Here is an example of how to handle this and end up in a good game. It is also a hand where you may decide to break the golden rule of drawing trumps when you are first in as declarer. We will see.

The Auction

North has an ideal hand to open with a Benjy two hearts. But what should South do with three hearts to the jack and a good fourteen points? He bids two no trumps, showing he has a game going hand if North has a maximum, which he has. There are a number of conventions that the person who opened the weak two can use after two no trumps by partner. Here North/South were playing what is known as the Ogust convention.

It is named after an American bridge player, Harold A Ogust, but it is also known as the ‘Blue Club’ response after the Italian bidding system which became popular in the sixties through Benito Garozzo.

The aim is to find out how strong the opening two bid actually is. North/South had agreed that a ‘minimal hand’ would be just six or seven points, a ‘maximal hand’ being eight to ten points. A hand with two of the top three honours to them was regarded as a ‘good’ suit. So, with minimal points and a ‘poor suit’, the opener would bid three clubs. But with maximal points and good suit, as here, the opener’s bid is three spades. So, with fourteen points, two tens, and three trumps to the jack South had no hesitation in bidding four hearts.

The play

East was on lead and decided to play his fourth highest spade, the two. North as declarer won this with dummy’s ace, after some thought. He could see he had potentially four losers: a spade, the ace of trumps, and possibly two clubs if the position of the ace and jack of clubs was against him. But, in fact, he then realised that he could discard a losing club on the king of diamonds. Thus, at teams North should immediately draw trumps.

However, at pairs, as here, it is sometimes worth taking a small risk. So, rightly declarer didn’t draw trumps straight away, but instead started his play with the ten of diamonds to his queen, followed by the ace and king of diamonds, discarding his losing spade on the king.

He then played a small heart to his king, which was won by East’s ace. East them played a spade, on which West played his queen. But it was too late, as declarer ruffed this with the two of hearts. Declarer then played the jack and queen of hearts, drawing the last of the opposition’s trumps.

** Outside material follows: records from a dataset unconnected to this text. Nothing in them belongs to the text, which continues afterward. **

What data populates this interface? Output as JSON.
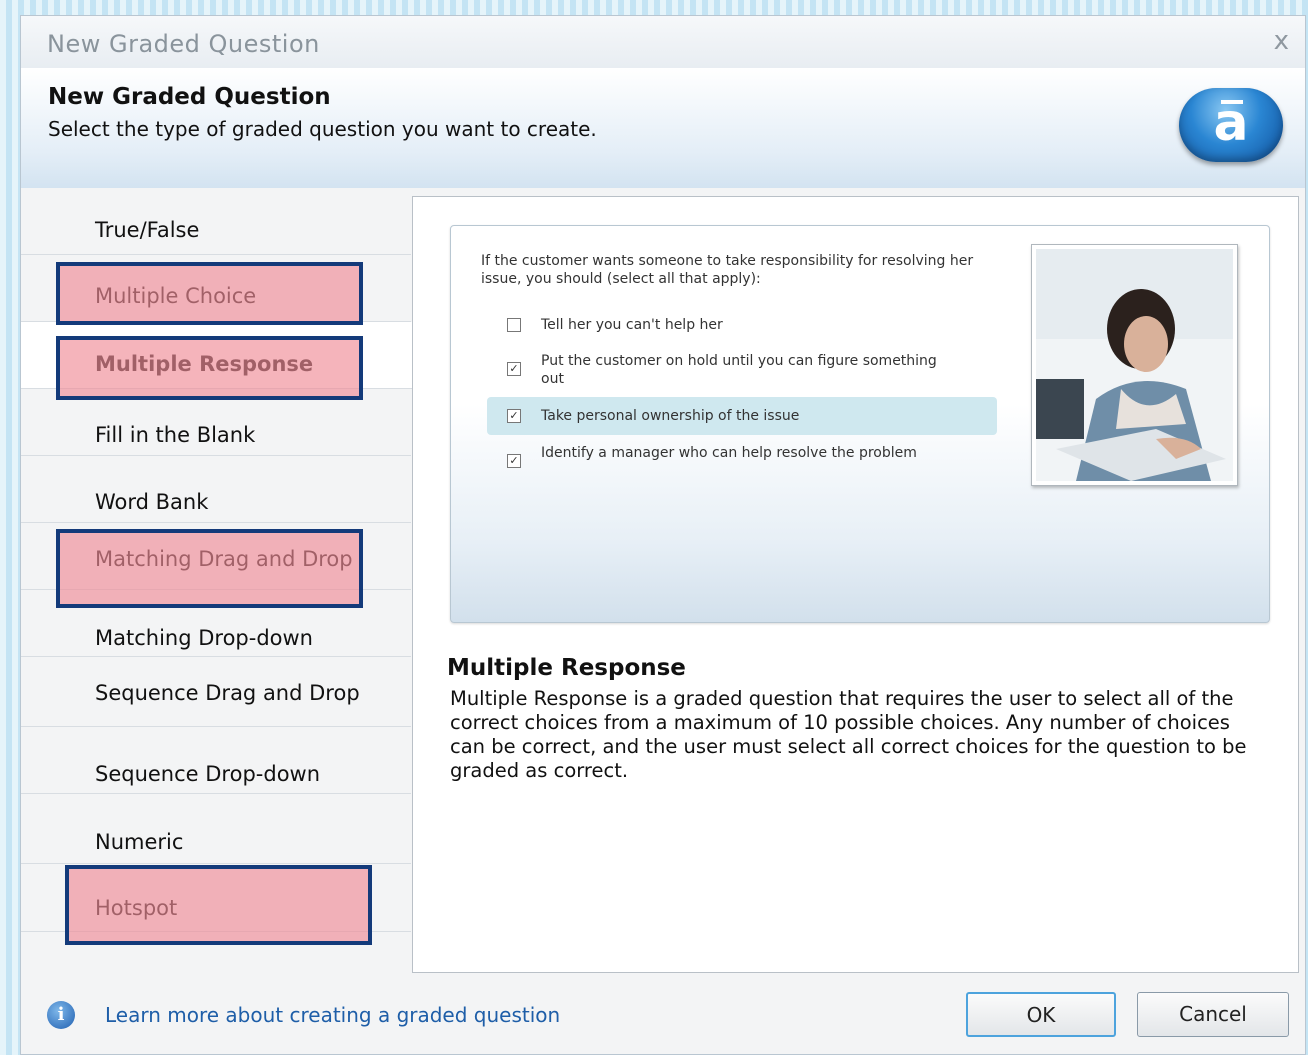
{
  "window": {
    "title": "New Graded Question",
    "close_glyph": "x"
  },
  "header": {
    "title": "New Graded Question",
    "subtitle": "Select the type of graded question you want to create.",
    "logo_letter": "a",
    "logo_icon": "app-logo-icon"
  },
  "sidebar": {
    "items": [
      {
        "label": "True/False"
      },
      {
        "label": "Multiple Choice"
      },
      {
        "label": "Multiple Response"
      },
      {
        "label": "Fill in the Blank"
      },
      {
        "label": "Word Bank"
      },
      {
        "label": "Matching Drag and Drop"
      },
      {
        "label": "Matching Drop-down"
      },
      {
        "label": "Sequence Drag and Drop"
      },
      {
        "label": "Sequence Drop-down"
      },
      {
        "label": "Numeric"
      },
      {
        "label": "Hotspot"
      }
    ],
    "selected": "Multiple Response"
  },
  "preview": {
    "question": "If the customer wants someone to take responsibility for resolving her issue, you should (select all that apply):",
    "options": [
      {
        "text": "Tell her you can't help her",
        "checked": false
      },
      {
        "text": "Put the customer on hold until you can figure something out",
        "checked": true
      },
      {
        "text": "Take personal ownership of the issue",
        "checked": true
      },
      {
        "text": "Identify a manager who can help resolve the problem",
        "checked": true
      }
    ],
    "photo_icon": "call-center-agent-photo"
  },
  "description": {
    "title": "Multiple Response",
    "body": "Multiple Response is a graded question that requires the user to select all of the correct choices from a maximum of 10 possible choices.  Any number of choices can be correct, and the user must select all correct choices for the question to be graded as correct."
  },
  "footer": {
    "info_icon": "info-icon",
    "info_glyph": "i",
    "link_text": "Learn more about creating a graded question",
    "ok_label": "OK",
    "cancel_label": "Cancel"
  },
  "colors": {
    "highlight_fill": "#f08c96",
    "highlight_border": "#133a7a",
    "link": "#1e5ea8"
  }
}
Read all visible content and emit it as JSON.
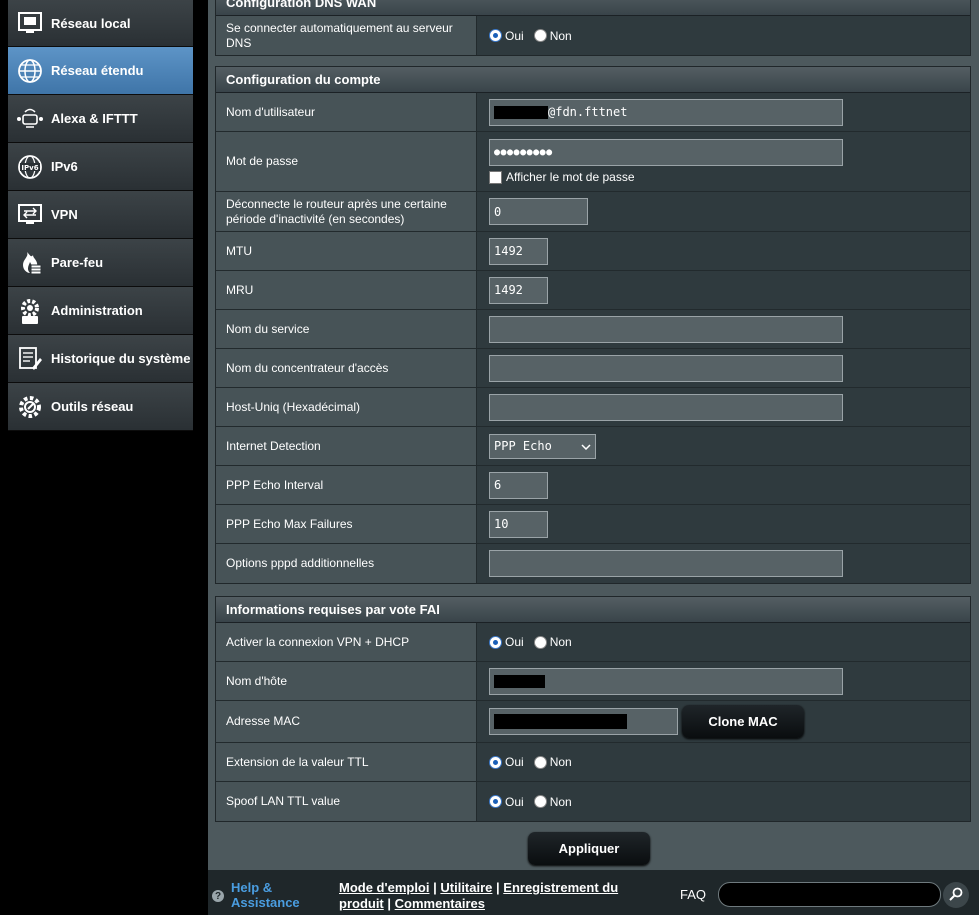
{
  "sidebar": {
    "items": [
      {
        "label": "Réseau local",
        "icon": "lan-icon"
      },
      {
        "label": "Réseau étendu",
        "icon": "wan-globe-icon",
        "active": true
      },
      {
        "label": "Alexa & IFTTT",
        "icon": "alexa-icon"
      },
      {
        "label": "IPv6",
        "icon": "ipv6-icon"
      },
      {
        "label": "VPN",
        "icon": "vpn-icon"
      },
      {
        "label": "Pare-feu",
        "icon": "firewall-icon"
      },
      {
        "label": "Administration",
        "icon": "admin-gear-icon"
      },
      {
        "label": "Historique du système",
        "icon": "log-icon"
      },
      {
        "label": "Outils réseau",
        "icon": "tools-icon"
      }
    ]
  },
  "dns_section": {
    "title": "Configuration DNS WAN",
    "auto_dns_label": "Se connecter automatiquement au serveur DNS",
    "yes": "Oui",
    "no": "Non"
  },
  "account_section": {
    "title": "Configuration du compte",
    "username_label": "Nom d'utilisateur",
    "username_suffix": "@fdn.fttnet",
    "password_label": "Mot de passe",
    "password_value": "●●●●●●●●●",
    "show_password_label": "Afficher le mot de passe",
    "idle_label": "Déconnecte le routeur après une certaine période d'inactivité (en secondes)",
    "idle_value": "0",
    "mtu_label": "MTU",
    "mtu_value": "1492",
    "mru_label": "MRU",
    "mru_value": "1492",
    "service_label": "Nom du service",
    "service_value": "",
    "concentrator_label": "Nom du concentrateur d'accès",
    "concentrator_value": "",
    "hostuniq_label": "Host-Uniq (Hexadécimal)",
    "hostuniq_value": "",
    "detection_label": "Internet Detection",
    "detection_value": "PPP Echo",
    "echo_interval_label": "PPP Echo Interval",
    "echo_interval_value": "6",
    "echo_failures_label": "PPP Echo Max Failures",
    "echo_failures_value": "10",
    "pppd_options_label": "Options pppd additionnelles",
    "pppd_options_value": ""
  },
  "isp_section": {
    "title": "Informations requises par vote FAI",
    "vpn_dhcp_label": "Activer la connexion VPN + DHCP",
    "hostname_label": "Nom d'hôte",
    "mac_label": "Adresse MAC",
    "clone_mac_label": "Clone MAC",
    "ttl_ext_label": "Extension de la valeur TTL",
    "spoof_ttl_label": "Spoof LAN TTL value",
    "yes": "Oui",
    "no": "Non"
  },
  "apply_label": "Appliquer",
  "footer": {
    "help_label": "Help & Assistance",
    "link_manual": "Mode d'emploi",
    "link_utility": "Utilitaire",
    "link_registration": "Enregistrement du produit",
    "link_comments": "Commentaires",
    "separator": "|",
    "faq_label": "FAQ"
  }
}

He then played the three of clubs from his hand, finessing against the jack in East’s hand by playing the ten. This was overtaken by West’s ace, who returned another club, declarer taking then two club tricks with the king and queen. Declarer then claimed the rest of the tricks as he was left only with trumps in his hand, making the contract with eleven tricks: one spade, five hearts, three diamonds and two clubs for a top. Well bid! Well played! At other tables, declarer often played trumps before the diamonds and thus lost three tricks: one spade, one heart, and one club, only just making the contract with ten tricks

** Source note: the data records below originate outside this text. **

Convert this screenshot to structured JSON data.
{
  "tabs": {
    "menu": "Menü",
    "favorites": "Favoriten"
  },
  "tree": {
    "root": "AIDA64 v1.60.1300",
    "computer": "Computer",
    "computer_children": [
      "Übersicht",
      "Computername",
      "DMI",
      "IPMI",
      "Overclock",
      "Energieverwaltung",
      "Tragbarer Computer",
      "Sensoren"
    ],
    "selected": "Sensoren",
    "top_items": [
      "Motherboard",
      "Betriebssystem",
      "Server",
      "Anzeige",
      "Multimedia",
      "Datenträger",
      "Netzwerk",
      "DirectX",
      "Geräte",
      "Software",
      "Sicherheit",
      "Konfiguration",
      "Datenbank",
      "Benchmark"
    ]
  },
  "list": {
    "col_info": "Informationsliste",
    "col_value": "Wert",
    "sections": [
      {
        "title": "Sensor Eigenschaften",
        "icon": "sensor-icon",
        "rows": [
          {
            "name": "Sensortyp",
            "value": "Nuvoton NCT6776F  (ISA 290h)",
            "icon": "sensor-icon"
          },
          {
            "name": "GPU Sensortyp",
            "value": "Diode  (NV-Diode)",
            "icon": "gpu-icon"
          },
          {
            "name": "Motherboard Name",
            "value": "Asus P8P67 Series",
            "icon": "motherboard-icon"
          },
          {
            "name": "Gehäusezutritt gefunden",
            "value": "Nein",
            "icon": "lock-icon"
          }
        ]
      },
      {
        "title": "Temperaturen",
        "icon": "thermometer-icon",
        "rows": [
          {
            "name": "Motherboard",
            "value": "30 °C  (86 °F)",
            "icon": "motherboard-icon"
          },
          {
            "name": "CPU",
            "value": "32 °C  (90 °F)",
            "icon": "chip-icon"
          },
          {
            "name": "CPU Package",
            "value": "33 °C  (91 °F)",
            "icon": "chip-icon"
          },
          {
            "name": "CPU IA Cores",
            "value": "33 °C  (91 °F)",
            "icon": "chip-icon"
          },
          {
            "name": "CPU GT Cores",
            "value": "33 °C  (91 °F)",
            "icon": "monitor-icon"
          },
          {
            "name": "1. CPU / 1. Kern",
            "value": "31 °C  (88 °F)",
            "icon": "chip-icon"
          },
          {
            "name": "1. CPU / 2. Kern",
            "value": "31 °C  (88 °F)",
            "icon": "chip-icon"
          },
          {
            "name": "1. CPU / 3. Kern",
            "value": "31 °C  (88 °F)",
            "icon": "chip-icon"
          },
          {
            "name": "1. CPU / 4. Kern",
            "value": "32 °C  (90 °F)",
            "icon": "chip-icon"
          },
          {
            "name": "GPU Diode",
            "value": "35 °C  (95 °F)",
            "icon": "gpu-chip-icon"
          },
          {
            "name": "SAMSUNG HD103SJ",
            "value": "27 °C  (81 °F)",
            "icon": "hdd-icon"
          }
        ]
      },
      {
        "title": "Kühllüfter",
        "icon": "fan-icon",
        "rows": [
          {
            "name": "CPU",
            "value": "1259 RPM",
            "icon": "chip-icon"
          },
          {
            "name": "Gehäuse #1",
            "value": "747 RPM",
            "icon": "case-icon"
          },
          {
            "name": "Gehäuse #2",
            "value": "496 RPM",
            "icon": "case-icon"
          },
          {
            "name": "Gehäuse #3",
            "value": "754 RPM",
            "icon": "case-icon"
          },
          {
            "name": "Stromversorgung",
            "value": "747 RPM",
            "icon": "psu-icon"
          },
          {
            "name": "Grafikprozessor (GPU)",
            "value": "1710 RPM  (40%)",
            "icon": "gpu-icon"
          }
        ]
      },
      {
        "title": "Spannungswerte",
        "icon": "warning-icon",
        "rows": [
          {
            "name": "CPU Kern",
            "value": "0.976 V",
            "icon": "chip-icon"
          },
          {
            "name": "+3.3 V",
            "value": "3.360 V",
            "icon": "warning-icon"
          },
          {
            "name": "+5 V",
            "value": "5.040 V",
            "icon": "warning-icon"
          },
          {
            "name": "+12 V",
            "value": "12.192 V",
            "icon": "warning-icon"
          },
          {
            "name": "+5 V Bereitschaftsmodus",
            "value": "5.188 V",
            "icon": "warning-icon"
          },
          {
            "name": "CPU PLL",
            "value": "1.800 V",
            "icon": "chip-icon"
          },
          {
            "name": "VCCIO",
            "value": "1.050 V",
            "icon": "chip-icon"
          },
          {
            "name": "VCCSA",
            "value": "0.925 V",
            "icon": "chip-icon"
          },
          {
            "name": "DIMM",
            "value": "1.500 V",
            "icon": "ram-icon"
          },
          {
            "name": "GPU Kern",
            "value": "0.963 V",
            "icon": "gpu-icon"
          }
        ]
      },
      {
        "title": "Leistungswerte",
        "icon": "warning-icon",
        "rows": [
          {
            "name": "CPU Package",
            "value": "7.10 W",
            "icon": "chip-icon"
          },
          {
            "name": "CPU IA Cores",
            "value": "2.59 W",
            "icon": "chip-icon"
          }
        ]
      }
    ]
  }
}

What have we learnt?

1. When playing the Benjy weak two bids in the majors, you must have a convention that you can use if your partner responds with two no trumps, showing a strong hand. The Ogust convention is a good one I use.

2. As declarer always stop before playing to the first trick, to assess how many tricks you can make, or how many losers you have if the cards are badly distributed.

Penarth club news

Peter Sampson’s ladder competition has restarted. So why not join it. It is aimed at members of the four local clubs: Penarth, Sully, Barry and Dinas Powys. There are several new pairs, including myself.

The current positions in the New Year are: in first place Peter Millar and Mick Green, in second place Kate Dyer and Mick Green, in third place Everard Kerslake and Sam Fellows, and in fourth place Patsy Cohen and Jim Elder. Well done all.

We are also hoping to get some club events going next year on BCL, BBO or RealBridge. Our weekly Zoom bridge classes continue, triggered by an email from a regular Penarth Times reader. Let me know if you would like to join us. We meet again on zoom Tuesday 5th January at 5.30.

Further information

If you have any views, hands, and information you would like to share, please email me, My articles are online at www.penarthtimes/bridge. Keep well. Keep safe. Bon chance. Virtual table up! I wish you a Happy New Year free from COVID, and plenty of bridge online!